### Instructions for the task
Leave out the pictures and copy each record below exactly.

### Excerpts from an interface dataset
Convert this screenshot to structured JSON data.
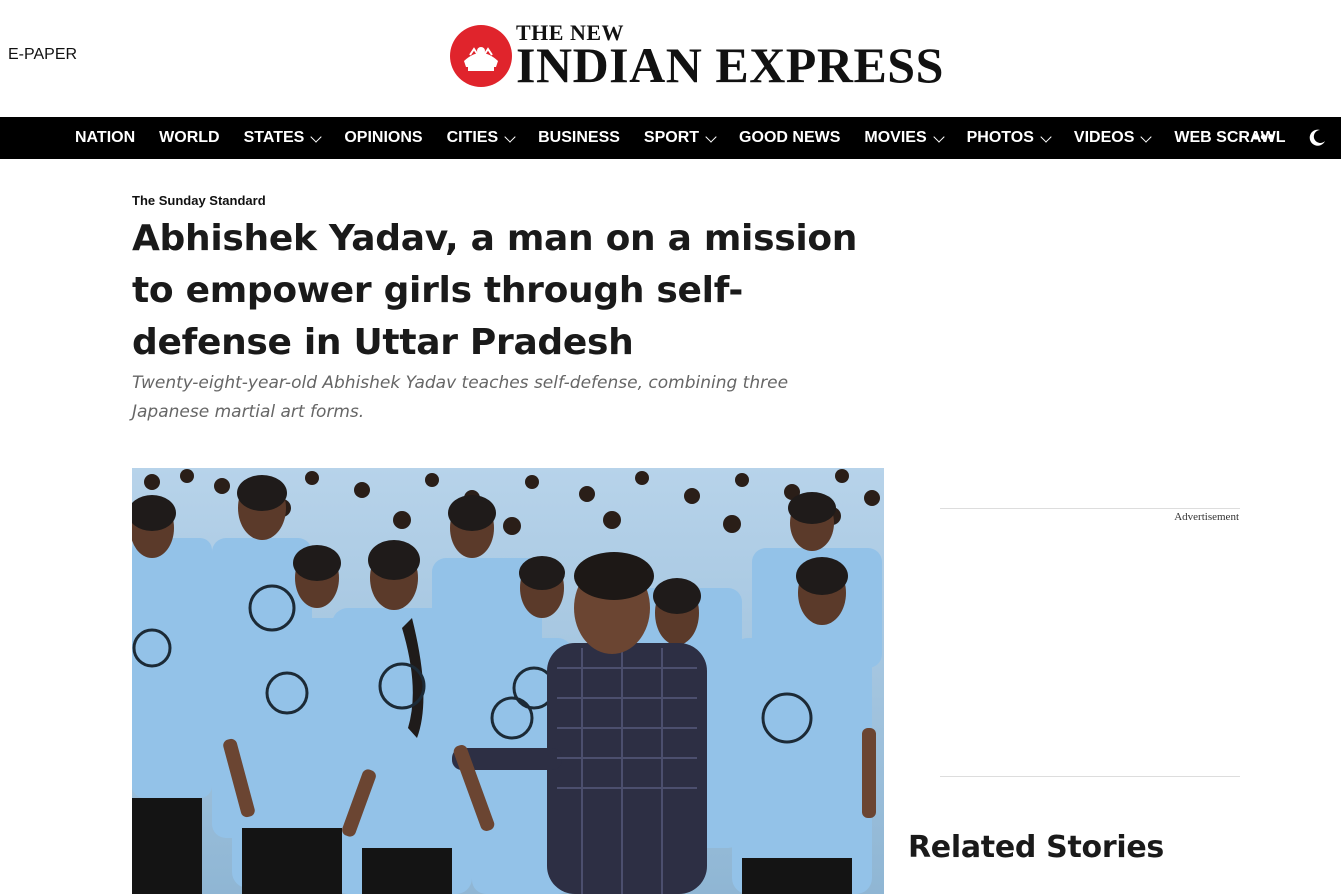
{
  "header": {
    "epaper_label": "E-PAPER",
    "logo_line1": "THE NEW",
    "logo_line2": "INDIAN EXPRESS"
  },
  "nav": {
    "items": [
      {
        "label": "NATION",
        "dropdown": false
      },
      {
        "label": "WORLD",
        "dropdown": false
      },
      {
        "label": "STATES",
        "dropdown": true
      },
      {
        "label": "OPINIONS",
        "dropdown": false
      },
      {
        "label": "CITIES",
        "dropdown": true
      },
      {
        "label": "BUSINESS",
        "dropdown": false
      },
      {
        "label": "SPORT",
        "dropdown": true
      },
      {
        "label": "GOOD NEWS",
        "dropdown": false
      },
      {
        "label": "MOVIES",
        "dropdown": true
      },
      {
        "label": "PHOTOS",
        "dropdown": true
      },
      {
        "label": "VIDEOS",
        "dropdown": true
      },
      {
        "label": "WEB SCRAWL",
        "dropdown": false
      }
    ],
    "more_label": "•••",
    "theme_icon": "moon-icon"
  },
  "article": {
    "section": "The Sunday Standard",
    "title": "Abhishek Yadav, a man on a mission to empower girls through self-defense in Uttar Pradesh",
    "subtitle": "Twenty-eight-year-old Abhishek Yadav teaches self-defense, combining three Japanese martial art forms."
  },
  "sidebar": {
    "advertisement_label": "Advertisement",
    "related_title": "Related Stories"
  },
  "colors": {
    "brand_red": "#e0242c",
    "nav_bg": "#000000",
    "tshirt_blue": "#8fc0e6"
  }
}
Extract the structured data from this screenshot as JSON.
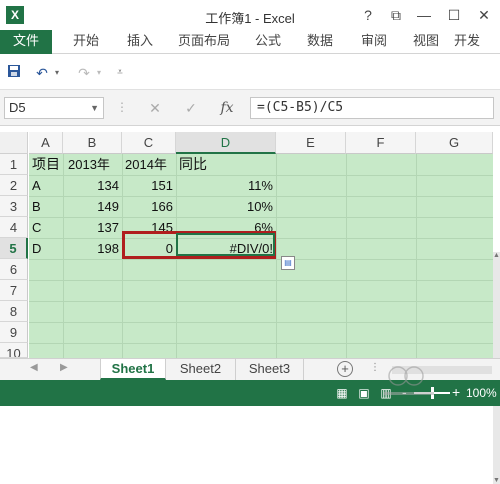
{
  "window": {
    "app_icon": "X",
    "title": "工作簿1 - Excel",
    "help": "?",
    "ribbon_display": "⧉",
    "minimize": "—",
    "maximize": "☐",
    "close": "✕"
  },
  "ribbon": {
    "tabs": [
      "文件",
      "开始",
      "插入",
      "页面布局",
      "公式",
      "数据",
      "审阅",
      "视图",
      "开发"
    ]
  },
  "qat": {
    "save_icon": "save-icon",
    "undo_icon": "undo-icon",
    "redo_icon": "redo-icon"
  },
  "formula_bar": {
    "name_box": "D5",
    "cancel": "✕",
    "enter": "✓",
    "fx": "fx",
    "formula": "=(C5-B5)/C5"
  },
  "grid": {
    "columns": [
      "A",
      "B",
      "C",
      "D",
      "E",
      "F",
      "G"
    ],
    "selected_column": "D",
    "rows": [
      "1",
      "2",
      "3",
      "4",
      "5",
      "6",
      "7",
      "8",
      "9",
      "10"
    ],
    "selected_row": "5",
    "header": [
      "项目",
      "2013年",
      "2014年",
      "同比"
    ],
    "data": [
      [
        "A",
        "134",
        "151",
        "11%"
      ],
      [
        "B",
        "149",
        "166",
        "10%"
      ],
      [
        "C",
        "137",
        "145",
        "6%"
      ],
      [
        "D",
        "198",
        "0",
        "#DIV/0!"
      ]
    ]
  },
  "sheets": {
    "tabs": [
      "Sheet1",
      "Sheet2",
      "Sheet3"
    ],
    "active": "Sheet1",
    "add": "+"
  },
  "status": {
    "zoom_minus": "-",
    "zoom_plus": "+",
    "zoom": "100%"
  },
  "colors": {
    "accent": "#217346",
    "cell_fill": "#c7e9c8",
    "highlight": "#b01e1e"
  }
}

### Response box
Convert this screenshot to structured JSON data.
{
  "header": {
    "epaper_label": "E-PAPER",
    "logo_line1": "THE NEW",
    "logo_line2": "INDIAN EXPRESS"
  },
  "nav": {
    "items": [
      {
        "label": "NATION",
        "dropdown": false
      },
      {
        "label": "WORLD",
        "dropdown": false
      },
      {
        "label": "STATES",
        "dropdown": true
      },
      {
        "label": "OPINIONS",
        "dropdown": false
      },
      {
        "label": "CITIES",
        "dropdown": true
      },
      {
        "label": "BUSINESS",
        "dropdown": false
      },
      {
        "label": "SPORT",
        "dropdown": true
      },
      {
        "label": "GOOD NEWS",
        "dropdown": false
      },
      {
        "label": "MOVIES",
        "dropdown": true
      },
      {
        "label": "PHOTOS",
        "dropdown": true
      },
      {
        "label": "VIDEOS",
        "dropdown": true
      },
      {
        "label": "WEB SCRAWL",
        "dropdown": false
      }
    ],
    "more_label": "•••",
    "theme_icon": "moon-icon"
  },
  "article": {
    "section": "The Sunday Standard",
    "title": "Abhishek Yadav, a man on a mission to empower girls through self-defense in Uttar Pradesh",
    "subtitle": "Twenty-eight-year-old Abhishek Yadav teaches self-defense, combining three Japanese martial art forms."
  },
  "sidebar": {
    "advertisement_label": "Advertisement",
    "related_title": "Related Stories"
  },
  "colors": {
    "brand_red": "#e0242c",
    "nav_bg": "#000000",
    "tshirt_blue": "#8fc0e6"
  }
}
Extract the structured data from this screenshot as JSON.
{
  "window": {
    "app_icon": "X",
    "title": "工作簿1 - Excel",
    "help": "?",
    "ribbon_display": "⧉",
    "minimize": "—",
    "maximize": "☐",
    "close": "✕"
  },
  "ribbon": {
    "tabs": [
      "文件",
      "开始",
      "插入",
      "页面布局",
      "公式",
      "数据",
      "审阅",
      "视图",
      "开发"
    ]
  },
  "qat": {
    "save_icon": "save-icon",
    "undo_icon": "undo-icon",
    "redo_icon": "redo-icon"
  },
  "formula_bar": {
    "name_box": "D5",
    "cancel": "✕",
    "enter": "✓",
    "fx": "fx",
    "formula": "=(C5-B5)/C5"
  },
  "grid": {
    "columns": [
      "A",
      "B",
      "C",
      "D",
      "E",
      "F",
      "G"
    ],
    "selected_column": "D",
    "rows": [
      "1",
      "2",
      "3",
      "4",
      "5",
      "6",
      "7",
      "8",
      "9",
      "10"
    ],
    "selected_row": "5",
    "header": [
      "项目",
      "2013年",
      "2014年",
      "同比"
    ],
    "data": [
      [
        "A",
        "134",
        "151",
        "11%"
      ],
      [
        "B",
        "149",
        "166",
        "10%"
      ],
      [
        "C",
        "137",
        "145",
        "6%"
      ],
      [
        "D",
        "198",
        "0",
        "#DIV/0!"
      ]
    ]
  },
  "sheets": {
    "tabs": [
      "Sheet1",
      "Sheet2",
      "Sheet3"
    ],
    "active": "Sheet1",
    "add": "+"
  },
  "status": {
    "zoom_minus": "-",
    "zoom_plus": "+",
    "zoom": "100%"
  },
  "colors": {
    "accent": "#217346",
    "cell_fill": "#c7e9c8",
    "highlight": "#b01e1e"
  }
}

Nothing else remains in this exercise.